[Task input]:
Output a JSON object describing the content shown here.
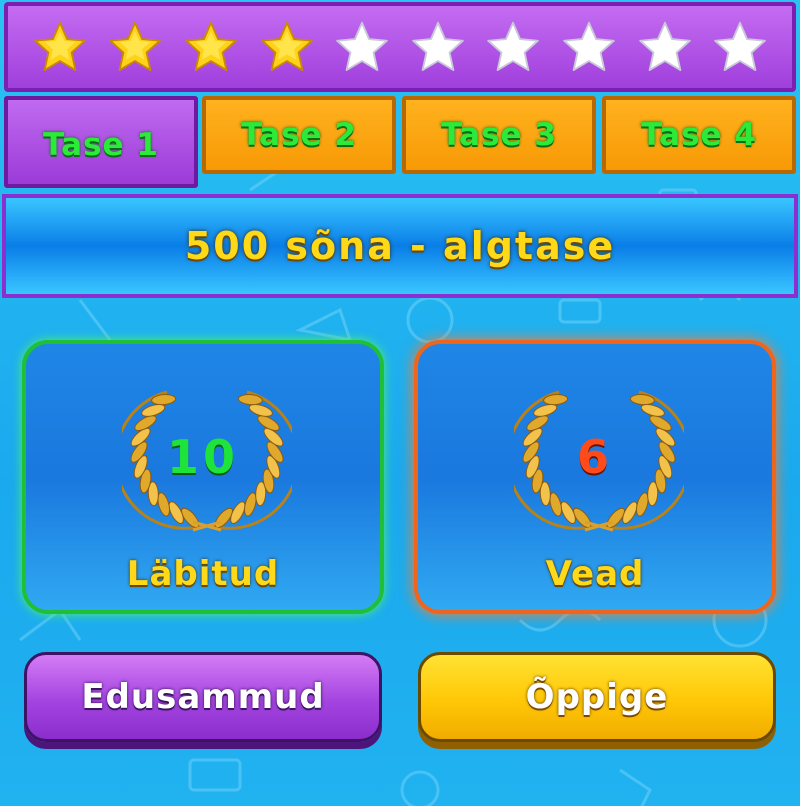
{
  "rating": {
    "filled": 4,
    "total": 10,
    "filled_color": "#ffd21a",
    "empty_color": "#ffffff",
    "icon": "star-icon"
  },
  "levels": {
    "active_index": 0,
    "tabs": [
      {
        "label": "Tase 1"
      },
      {
        "label": "Tase 2"
      },
      {
        "label": "Tase 3"
      },
      {
        "label": "Tase 4"
      }
    ]
  },
  "banner": {
    "title": "500 sõna - algtase"
  },
  "stats": {
    "completed": {
      "value": "10",
      "label": "Läbitud",
      "icon": "laurel-wreath-icon"
    },
    "mistakes": {
      "value": "6",
      "label": "Vead",
      "icon": "laurel-wreath-icon"
    }
  },
  "buttons": {
    "progress": "Edusammud",
    "learn": "Õppige"
  },
  "colors": {
    "purple": "#a444e0",
    "orange": "#f79a06",
    "green_text": "#2bea3a",
    "yellow_text": "#ffd818",
    "background": "#1aa9ee"
  }
}
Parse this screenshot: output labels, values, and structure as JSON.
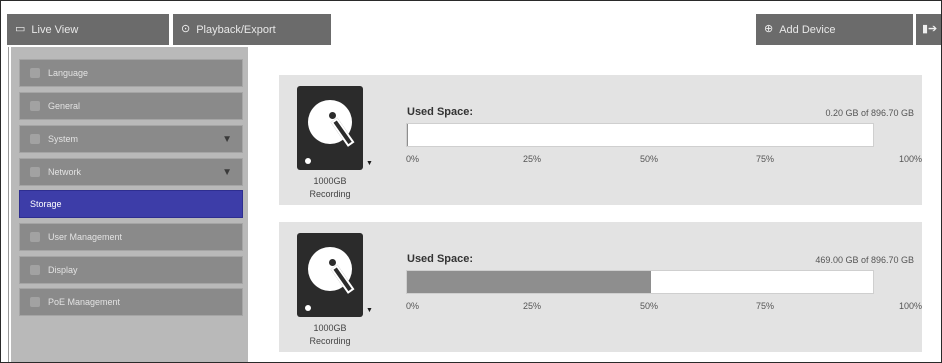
{
  "topbar": {
    "live_view": "Live View",
    "playback_export": "Playback/Export",
    "add_device": "Add Device"
  },
  "sidebar": {
    "items": [
      {
        "label": "Language"
      },
      {
        "label": "General"
      },
      {
        "label": "System",
        "has_arrow": true
      },
      {
        "label": "Network",
        "has_arrow": true
      },
      {
        "label": "Storage",
        "active": true
      },
      {
        "label": "User Management"
      },
      {
        "label": "Display"
      },
      {
        "label": "PoE Management"
      }
    ]
  },
  "drives": [
    {
      "caption_size": "1000GB",
      "caption_mode": "Recording",
      "used_label": "Used Space:",
      "used_value": "0.20 GB of 896.70 GB",
      "used_fraction": 0.0002
    },
    {
      "caption_size": "1000GB",
      "caption_mode": "Recording",
      "used_label": "Used Space:",
      "used_value": "469.00 GB of 896.70 GB",
      "used_fraction": 0.523
    }
  ],
  "ticks": [
    "0%",
    "25%",
    "50%",
    "75%",
    "100%"
  ],
  "colors": {
    "tab_bg": "#6b6b6b",
    "active_item": "#3d3da8",
    "bar_fill": "#8e8e8e"
  }
}
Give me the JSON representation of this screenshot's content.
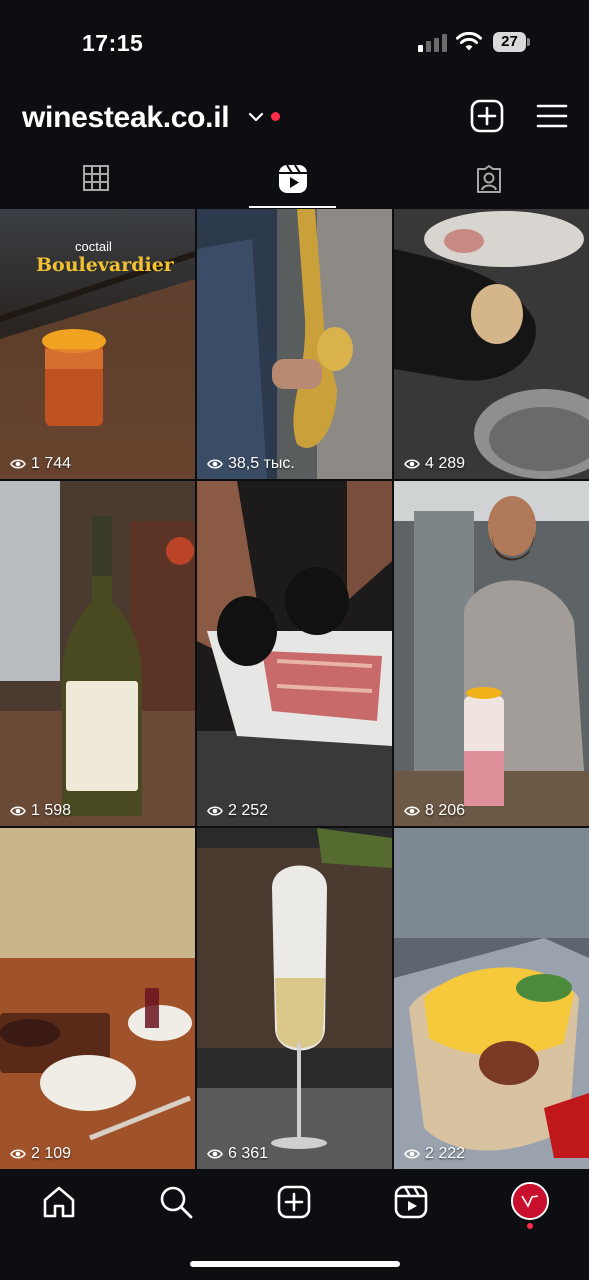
{
  "status_bar": {
    "time": "17:15",
    "battery": "27"
  },
  "header": {
    "username": "winesteak.co.il",
    "notification_color": "#ff2d4a"
  },
  "tabs": [
    {
      "name": "grid",
      "icon": "grid-icon",
      "active": false
    },
    {
      "name": "reels",
      "icon": "reels-icon",
      "active": true
    },
    {
      "name": "tagged",
      "icon": "tagged-icon",
      "active": false
    }
  ],
  "reels": [
    {
      "views": "1 744",
      "overlay_small": "coctail",
      "overlay_big": "Boulevardier"
    },
    {
      "views": "38,5 тыс."
    },
    {
      "views": "4 289"
    },
    {
      "views": "1 598"
    },
    {
      "views": "2 252"
    },
    {
      "views": "8 206"
    },
    {
      "views": "2 109"
    },
    {
      "views": "6 361"
    },
    {
      "views": "2 222"
    }
  ],
  "bottom_nav": [
    {
      "name": "home",
      "icon": "home-icon"
    },
    {
      "name": "search",
      "icon": "search-icon"
    },
    {
      "name": "create",
      "icon": "create-icon"
    },
    {
      "name": "reels",
      "icon": "reels-icon"
    },
    {
      "name": "profile",
      "icon": "avatar"
    }
  ],
  "colors": {
    "background": "#0c0e12",
    "accent": "#ff2d4a"
  }
}
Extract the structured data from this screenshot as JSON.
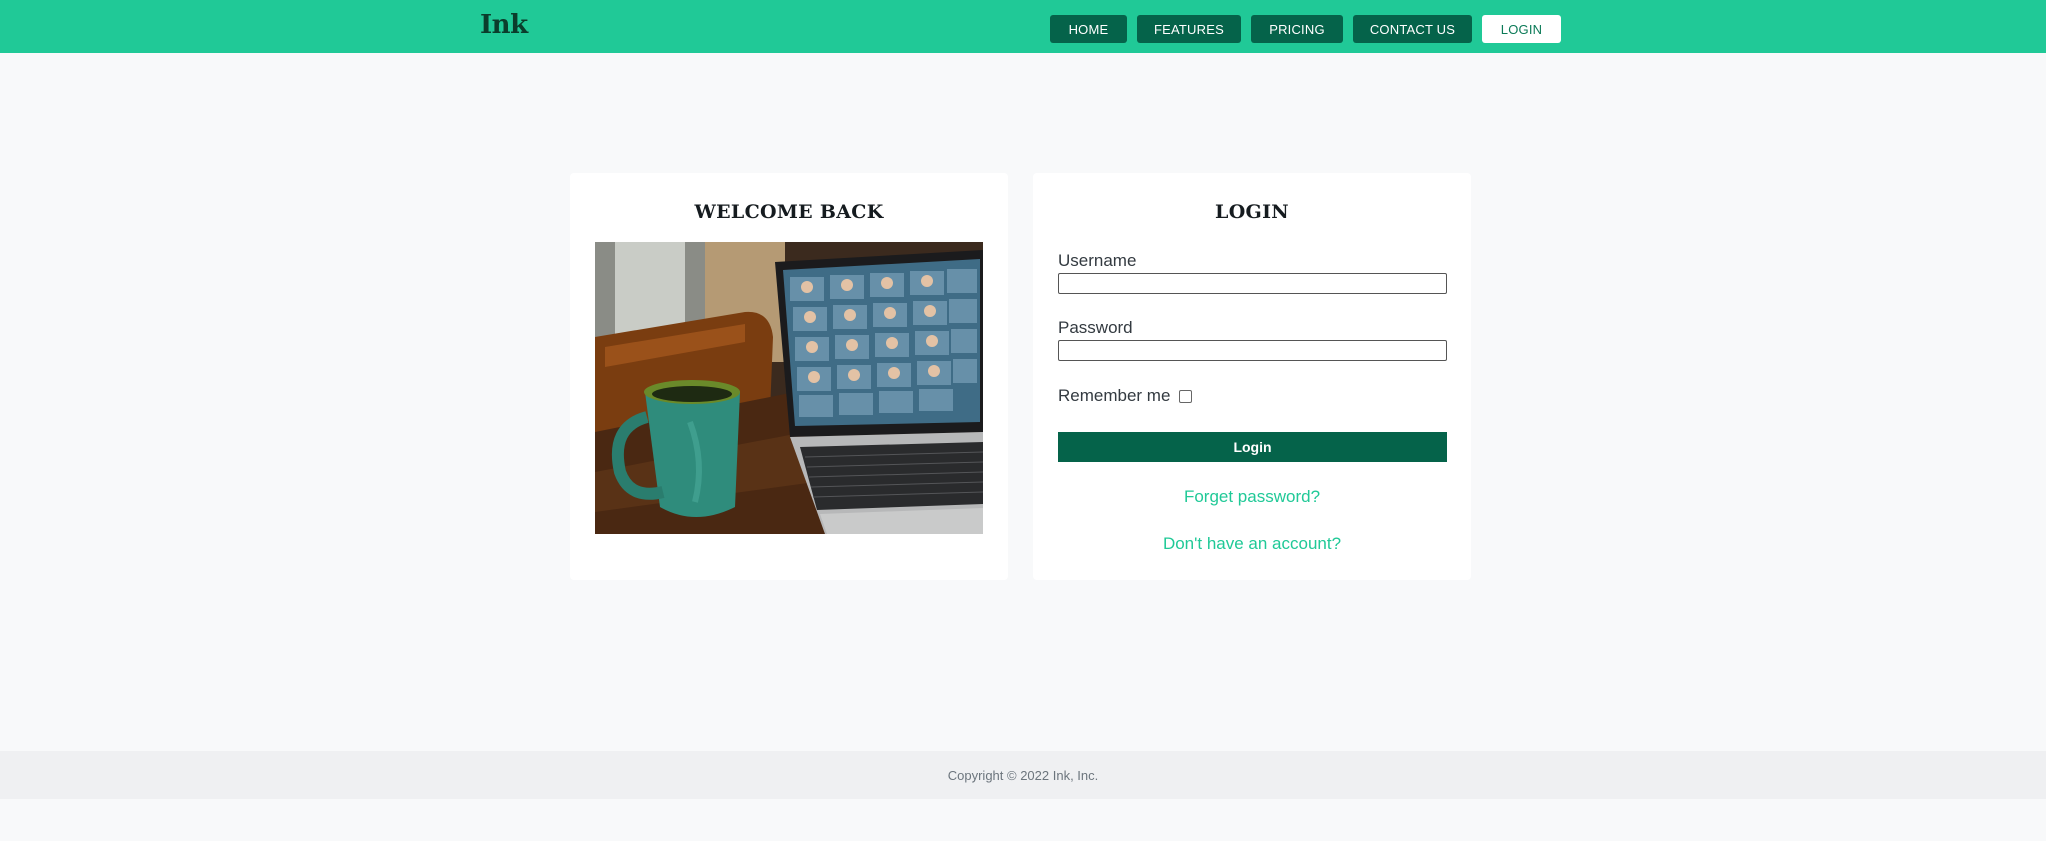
{
  "header": {
    "brand": "Ink",
    "nav": [
      {
        "label": "HOME"
      },
      {
        "label": "FEATURES"
      },
      {
        "label": "PRICING"
      },
      {
        "label": "CONTACT US"
      },
      {
        "label": "LOGIN"
      }
    ]
  },
  "welcome": {
    "title": "WELCOME BACK",
    "image_icon": "laptop-video-call-photo"
  },
  "login": {
    "title": "LOGIN",
    "username_label": "Username",
    "username_value": "",
    "password_label": "Password",
    "password_value": "",
    "remember_label": "Remember me",
    "remember_checked": false,
    "submit_label": "Login",
    "forgot_link": "Forget password?",
    "signup_link": "Don't have an account?"
  },
  "footer": {
    "copyright": "Copyright © 2022 Ink, Inc."
  },
  "colors": {
    "header_bg": "#20c997",
    "button_dark": "#05634a",
    "link": "#20c997"
  }
}
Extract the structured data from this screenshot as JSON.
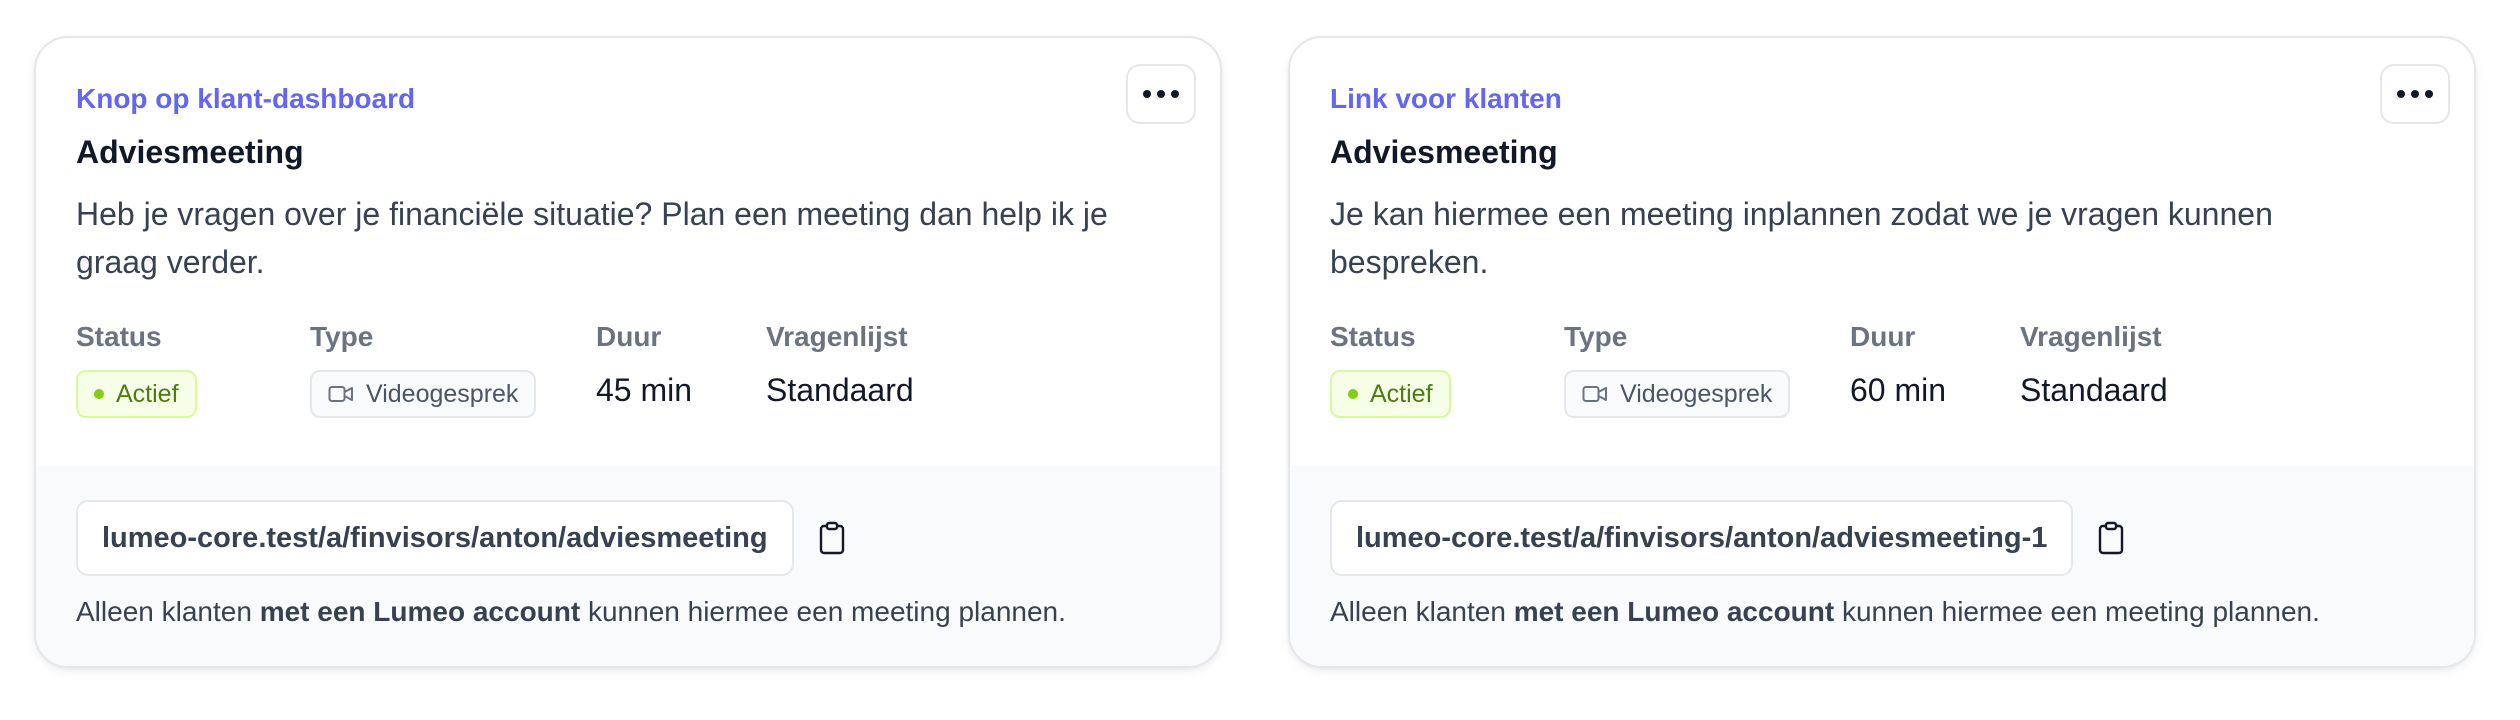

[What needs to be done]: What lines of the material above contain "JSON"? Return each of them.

[Exercise output]:
Output a JSON object describing the content shown here.
Parse this screenshot: output labels, values, and structure as JSON.
Give me the JSON representation of this screenshot's content.
Extract the structured data from this screenshot as JSON.
Extract the structured data from this screenshot as JSON.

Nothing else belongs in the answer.